Auditor Bob Wichlinski denies that allegation and says instead that the five terminated employees would have been ill-suited to the new office environment, as it’s recently been restructured under a collaborative effort with the Assessor’s and Treasurer’s offices.

The employee--who agreed to speak to the Chesterton Tribune on condition of anonymity--said that her termination, after more than 20 years as a county government employee, took her “completely . . . by surprise.”

In particular, she alleged that the Auditor’s Office paid a consultant thousands of dollars--an amount significantly greater than her salaryâ to perform functions which she could have done herself, such as collect homestead credit violations.

Thus, she said, Hannon, Hannon & Hannon was paid a total of $117,950 in 2013. The employee’s salary: $33,000.

Together the Auditors, Assessor’s, and Treasurer’s offices paid consultants a total of $517,272 in 2013.

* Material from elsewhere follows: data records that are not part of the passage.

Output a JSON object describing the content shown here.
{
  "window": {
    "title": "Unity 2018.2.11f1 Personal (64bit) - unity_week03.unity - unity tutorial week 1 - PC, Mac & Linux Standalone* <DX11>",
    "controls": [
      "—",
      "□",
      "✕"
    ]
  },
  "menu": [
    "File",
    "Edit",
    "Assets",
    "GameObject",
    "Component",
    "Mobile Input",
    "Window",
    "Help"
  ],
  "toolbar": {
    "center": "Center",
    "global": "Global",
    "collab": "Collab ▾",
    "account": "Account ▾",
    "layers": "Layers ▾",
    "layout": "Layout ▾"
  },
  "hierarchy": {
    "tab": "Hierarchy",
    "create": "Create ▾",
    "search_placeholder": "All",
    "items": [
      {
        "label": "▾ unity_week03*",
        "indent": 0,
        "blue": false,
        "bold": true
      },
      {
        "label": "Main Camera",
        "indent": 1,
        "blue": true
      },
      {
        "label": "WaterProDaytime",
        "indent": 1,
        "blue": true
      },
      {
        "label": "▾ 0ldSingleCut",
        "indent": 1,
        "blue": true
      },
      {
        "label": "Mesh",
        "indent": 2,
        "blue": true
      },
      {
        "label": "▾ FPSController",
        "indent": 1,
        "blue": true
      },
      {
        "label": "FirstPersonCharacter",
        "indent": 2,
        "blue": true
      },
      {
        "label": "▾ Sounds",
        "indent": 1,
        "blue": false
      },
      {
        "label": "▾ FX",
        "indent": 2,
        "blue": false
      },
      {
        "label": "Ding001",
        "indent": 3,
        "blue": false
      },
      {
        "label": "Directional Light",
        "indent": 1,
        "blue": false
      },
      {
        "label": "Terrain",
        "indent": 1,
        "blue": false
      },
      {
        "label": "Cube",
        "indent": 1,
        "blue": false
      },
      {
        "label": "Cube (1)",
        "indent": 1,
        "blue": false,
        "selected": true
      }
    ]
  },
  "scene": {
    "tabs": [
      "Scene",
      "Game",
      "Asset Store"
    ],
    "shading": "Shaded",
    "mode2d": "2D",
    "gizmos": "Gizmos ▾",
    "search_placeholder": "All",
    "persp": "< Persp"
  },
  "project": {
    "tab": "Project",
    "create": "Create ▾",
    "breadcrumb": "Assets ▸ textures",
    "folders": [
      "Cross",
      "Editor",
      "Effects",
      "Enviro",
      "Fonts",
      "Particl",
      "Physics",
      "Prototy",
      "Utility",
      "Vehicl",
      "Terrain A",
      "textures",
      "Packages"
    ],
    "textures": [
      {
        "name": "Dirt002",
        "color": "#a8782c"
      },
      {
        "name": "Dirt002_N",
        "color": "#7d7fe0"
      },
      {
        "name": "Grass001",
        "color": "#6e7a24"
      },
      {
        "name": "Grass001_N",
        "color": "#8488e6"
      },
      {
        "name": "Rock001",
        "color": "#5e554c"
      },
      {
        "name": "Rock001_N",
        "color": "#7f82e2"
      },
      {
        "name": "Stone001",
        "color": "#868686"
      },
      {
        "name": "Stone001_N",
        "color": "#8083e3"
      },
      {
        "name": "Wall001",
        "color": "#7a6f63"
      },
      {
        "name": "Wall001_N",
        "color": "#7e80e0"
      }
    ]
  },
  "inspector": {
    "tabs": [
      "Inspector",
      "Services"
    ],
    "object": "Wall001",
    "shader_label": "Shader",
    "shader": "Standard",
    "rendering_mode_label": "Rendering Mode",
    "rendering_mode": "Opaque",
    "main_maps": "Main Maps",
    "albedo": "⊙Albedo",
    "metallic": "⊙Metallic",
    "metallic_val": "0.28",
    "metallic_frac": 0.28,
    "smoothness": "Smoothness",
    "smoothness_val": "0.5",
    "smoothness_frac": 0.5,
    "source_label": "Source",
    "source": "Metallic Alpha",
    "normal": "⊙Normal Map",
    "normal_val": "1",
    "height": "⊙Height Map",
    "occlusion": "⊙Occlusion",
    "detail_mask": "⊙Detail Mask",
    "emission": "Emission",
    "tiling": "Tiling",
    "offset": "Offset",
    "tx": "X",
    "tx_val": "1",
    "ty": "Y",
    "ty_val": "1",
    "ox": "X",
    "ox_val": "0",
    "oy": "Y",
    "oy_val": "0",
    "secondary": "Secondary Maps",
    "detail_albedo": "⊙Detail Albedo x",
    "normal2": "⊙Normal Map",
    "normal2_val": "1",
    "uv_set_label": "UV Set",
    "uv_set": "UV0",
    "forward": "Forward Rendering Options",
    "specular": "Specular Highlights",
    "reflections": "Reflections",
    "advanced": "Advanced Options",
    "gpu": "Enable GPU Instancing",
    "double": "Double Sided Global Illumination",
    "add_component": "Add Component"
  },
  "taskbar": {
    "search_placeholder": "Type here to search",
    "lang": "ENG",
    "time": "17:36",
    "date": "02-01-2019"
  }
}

Wichlinski, for his part, is emphatic that the five employees were terminated based not on the number of years under their belt but rather on their likely inability to thrive in the new office culture, reorganized in terms of the business strategy known as Total Quality Management (TQM). Those five, he said, would “not find success.”

“I’m not going to set up a person for failure,” said Wichlinski. “It’s time to take things to the next level and it’s not going to be tied to personality, it’s not going to be tied to ‘this is the way we’ve always done it.’ It’s going to be tied to compliance with the law. It’s going to be tied to customer service, how we can do the best possible job we can for the customer. It’s going to be tied to respect, support and nurturing and fostering the team.”

Wichlinski also disputed the term “firing,” inasmuch as the five can collect unemployment benefits.

Wichlinski is not the only county official to make personnel changes since their election. Assessor Jon Snyder cut his staff by six in 2011, in his first year in office.

But, Wichlinski said, he wanted to wait until he had a grasp on his employees’ capacity for change and adaptation.

Among other things, Wichlinski is eliminating the chief deputy position and workers in his office will be cross-trained in skills. That training is being conducted by Low & Associates and funded by moneys from the Auditor’s non-reverting fund for the TQM program, Wichlinski said.

He added--against critics accusing him of spending large amounts of money at will from the non-reverting fund--that all TQM contracts were approved by majority votes of the County Commissioners and the County Council.

“We are going to offer as much e-Gov as humanly possible and streamline sufficient services as we possibly can so the customer’s visit can be painless. I think we can make it a worthwhile experience,” Wichlinksi said.

Wichlinski is crediting TQM with the collection of $2.04 million in homestead tax credit violations.

County Council President Dan Whitten, D-at large, and Vice-president Karen Conover, R-3rd, told the Tribune that they believe TQM has delivered on its promise for timely tax bills, but that they remain skeptical in a few areas.

Whitten, for one, has misgivings about Wichlinski’s use of consultants in preference to staff. “If you choose to give someone a bunch of consulting money but you’ve got to cut your staff, to me that just seems wrong,” he said.

Conover called the concept of TQM “a great thing” which may in practice have proved “a bit of an overkill.”

And she expressed her satisfaction with a new law which requires money from the Auditor’s non-reverting fund to be distributed to the municipal units of government.

Neither Whitten nor Conover said they could speak to Wichlinski’s decision to reduce his staff.

They did say, however, that it was not the Council’s directive to departments to terminate workers.

On the other hand, Whitten is recommending that departments cut their spending by 5 percent.

But, he said, it’s up to elected officials to run their offices as they see fit.





Posted 2/26/2014